The reason why I ask this peculiar question is because I am an amateur and I wish to soak up every detail and possible thing I can do in this program so I dont ask myself in the future, "why didnt I know this when I could of used feature this in my past video before posting it? For instance, the tutorial videos up on adobe dont talk about legacy titles and blending video and audio to sound more smooth when transitoning from one clip to another. So I wish to learn every small detail to take full advantage for editing. A freelance editor named jack cole posted a 4 and a half hour long video master class on his adobe skills on YouTube which was pretty comprehensive,but I wish to fill in the cracks of knowledge he may not of known about or didnt focus on or could of been more specific on.
The entire user manual they have is useful but nowhere near definitive. This is a complex and complicated application, with at least five ways to do about everything you can do in it. The user manual for Resolve is over 2,000 pages, and is a great example of a "complete" manual but even that doesn't cover absolutely everything that might possibly be done in Resolve ... though it's close.
The user manual for PrPro is not nearly as extensive.
The best advice I can give is to go to some of the subscription sites like LinkedInLearning, and get a couple months subscription. Get the 'upper' one so you can download media and project files and work along with the instructor. Do several of the series there on PrPro, and you will in a couple months get a TON farther along than from going through YouTube.
Which is incredibly hit (sometimes) and MISS (a lot).
I understand this. Think of my question more like this. I am painting a picture and the colors I can use and mix are all the different tools I can use in premiere pro. But If I am unaware of a tool, such as legacy titles, then I am missing possible colors to mix and use on my palet.
Its not so much what is possble in premiere since the possibilitie are endless wth imagination and time, its knowing all the tools you have access to in the first place to make a better master piece or make it more efficently. Like hell, I just learned what " toggle sync lock' was today.
The user guide is good for discovering details about the tools. However, the user guide sometimes does not go much into detail as to when you'd use them and for which processes. Furthermore, there are situations where not only standalone tools are used for a given task, it is that a combination of tools, effects, or techniques can extend or enhance these processes, as well.
Connecting all these details is best served with a linear or modular course that you can find on LinkedIn Learning, as ACP, Neil suggests. Have the user guide standing by to verify details while going through courseware is very helpful.
If your goal is to be a true Premiere Pro expert, you actually do end up reading the manual and other supplementary documentation from other experts, like Jarle's "Cool Stuff in Premiere Pro."
That's exactly the reason I always suggest some of the subscription tutorial services. The LinkedInLearning ones will be 1 to 3 hours of tutorial time broken up into segments from 3 to 10 minutes, organized and outlined. They include the project files and media so you can do exactly what the 'teacher' is doing.

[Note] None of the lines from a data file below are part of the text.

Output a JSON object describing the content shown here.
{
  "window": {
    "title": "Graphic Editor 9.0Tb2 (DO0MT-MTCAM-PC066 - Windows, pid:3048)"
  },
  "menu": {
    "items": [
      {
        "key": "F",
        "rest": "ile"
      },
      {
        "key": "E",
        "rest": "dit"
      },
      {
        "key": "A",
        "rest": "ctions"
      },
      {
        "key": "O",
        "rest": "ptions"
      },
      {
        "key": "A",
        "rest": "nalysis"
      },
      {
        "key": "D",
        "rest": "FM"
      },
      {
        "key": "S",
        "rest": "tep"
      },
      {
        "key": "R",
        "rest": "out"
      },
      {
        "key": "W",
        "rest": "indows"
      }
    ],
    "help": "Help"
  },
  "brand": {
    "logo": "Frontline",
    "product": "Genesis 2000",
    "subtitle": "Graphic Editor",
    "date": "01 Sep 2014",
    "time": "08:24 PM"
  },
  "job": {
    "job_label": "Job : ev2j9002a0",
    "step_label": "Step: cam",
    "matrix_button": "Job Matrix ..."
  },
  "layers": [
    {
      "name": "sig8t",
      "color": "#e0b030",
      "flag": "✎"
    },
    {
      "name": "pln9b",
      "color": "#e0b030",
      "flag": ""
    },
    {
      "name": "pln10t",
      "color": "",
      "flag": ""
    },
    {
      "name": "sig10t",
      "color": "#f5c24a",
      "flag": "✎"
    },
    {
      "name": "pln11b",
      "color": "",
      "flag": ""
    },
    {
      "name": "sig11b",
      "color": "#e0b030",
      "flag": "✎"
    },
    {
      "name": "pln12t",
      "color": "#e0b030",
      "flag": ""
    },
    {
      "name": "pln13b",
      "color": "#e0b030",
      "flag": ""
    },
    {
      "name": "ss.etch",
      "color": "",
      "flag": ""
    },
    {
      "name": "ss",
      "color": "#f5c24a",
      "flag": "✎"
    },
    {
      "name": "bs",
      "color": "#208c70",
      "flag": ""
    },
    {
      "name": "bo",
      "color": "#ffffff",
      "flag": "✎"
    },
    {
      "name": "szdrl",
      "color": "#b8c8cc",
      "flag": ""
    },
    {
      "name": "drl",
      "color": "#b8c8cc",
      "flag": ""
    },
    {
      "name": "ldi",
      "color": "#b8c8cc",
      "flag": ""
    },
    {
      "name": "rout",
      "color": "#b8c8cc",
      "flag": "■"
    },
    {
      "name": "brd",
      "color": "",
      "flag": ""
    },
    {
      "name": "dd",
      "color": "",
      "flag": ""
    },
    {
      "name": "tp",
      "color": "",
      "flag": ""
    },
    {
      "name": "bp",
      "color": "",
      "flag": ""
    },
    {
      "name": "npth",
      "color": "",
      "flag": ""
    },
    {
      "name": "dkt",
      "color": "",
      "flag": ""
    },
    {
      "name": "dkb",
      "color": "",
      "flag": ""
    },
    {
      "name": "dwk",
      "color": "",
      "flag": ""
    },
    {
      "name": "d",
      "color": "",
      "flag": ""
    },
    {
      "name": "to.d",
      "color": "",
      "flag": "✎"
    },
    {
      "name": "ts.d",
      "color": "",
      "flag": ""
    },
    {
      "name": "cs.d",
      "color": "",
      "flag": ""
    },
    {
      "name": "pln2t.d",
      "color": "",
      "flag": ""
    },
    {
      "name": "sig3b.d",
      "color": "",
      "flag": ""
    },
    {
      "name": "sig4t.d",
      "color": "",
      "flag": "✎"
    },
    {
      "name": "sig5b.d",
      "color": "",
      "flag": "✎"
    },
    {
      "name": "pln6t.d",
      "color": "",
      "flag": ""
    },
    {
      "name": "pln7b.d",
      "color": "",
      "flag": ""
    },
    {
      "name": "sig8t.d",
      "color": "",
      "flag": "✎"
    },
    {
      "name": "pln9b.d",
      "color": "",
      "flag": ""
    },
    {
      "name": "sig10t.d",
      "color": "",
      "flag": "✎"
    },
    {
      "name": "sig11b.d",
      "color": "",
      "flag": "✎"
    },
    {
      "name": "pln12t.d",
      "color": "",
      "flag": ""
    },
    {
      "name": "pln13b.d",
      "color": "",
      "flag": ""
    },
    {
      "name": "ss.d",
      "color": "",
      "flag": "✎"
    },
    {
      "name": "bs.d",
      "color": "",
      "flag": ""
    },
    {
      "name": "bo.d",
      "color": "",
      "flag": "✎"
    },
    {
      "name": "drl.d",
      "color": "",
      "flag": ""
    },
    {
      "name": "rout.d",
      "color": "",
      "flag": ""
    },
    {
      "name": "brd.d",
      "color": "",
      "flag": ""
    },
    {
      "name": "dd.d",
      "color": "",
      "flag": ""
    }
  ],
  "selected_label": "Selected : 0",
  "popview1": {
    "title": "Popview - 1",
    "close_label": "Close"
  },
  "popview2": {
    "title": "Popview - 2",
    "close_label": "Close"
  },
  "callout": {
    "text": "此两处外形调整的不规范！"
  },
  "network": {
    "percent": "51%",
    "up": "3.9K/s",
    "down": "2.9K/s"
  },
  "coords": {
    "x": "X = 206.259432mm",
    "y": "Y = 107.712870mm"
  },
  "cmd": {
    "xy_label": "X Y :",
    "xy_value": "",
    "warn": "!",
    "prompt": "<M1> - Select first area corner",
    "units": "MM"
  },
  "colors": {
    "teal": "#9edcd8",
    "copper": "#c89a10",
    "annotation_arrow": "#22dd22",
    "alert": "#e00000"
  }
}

And in going through several approaching different parts of PrPro, you learn a TON of those things that otherwise ... you'll only stumble upon much later.
That's actually why I recommend the LinkedInLearning or other subscription learning process. You get the full instructions on doing anything. Far more consistent than going through a series of YouTube vids from who knows who.
Short answer: no
Its like buying a lawnmower.
The manual tell you how to set the mowing height
but it does not tell you when to mow the lawn
To fill in the cracks takes time, a lot of experience and creativity.
On a side note, there are numerous bad tutorials posted on Youtube.
Linkedin is one of the ways to go.
I would say it's more like buying a very complex massive piece of farm equipment. That has tools to do a few hundred things. And can be connected with other tools to do a thousand more.
How to do all the things it can do? Oh criminy, that takes a while. And just doing it. Over & over.
Setup a new project for fun and explore the GUI on your own. The more you use it the more you will learn. That being said I don't think anyone knows everything about Premiere Pro, FCXP, Resolve etc.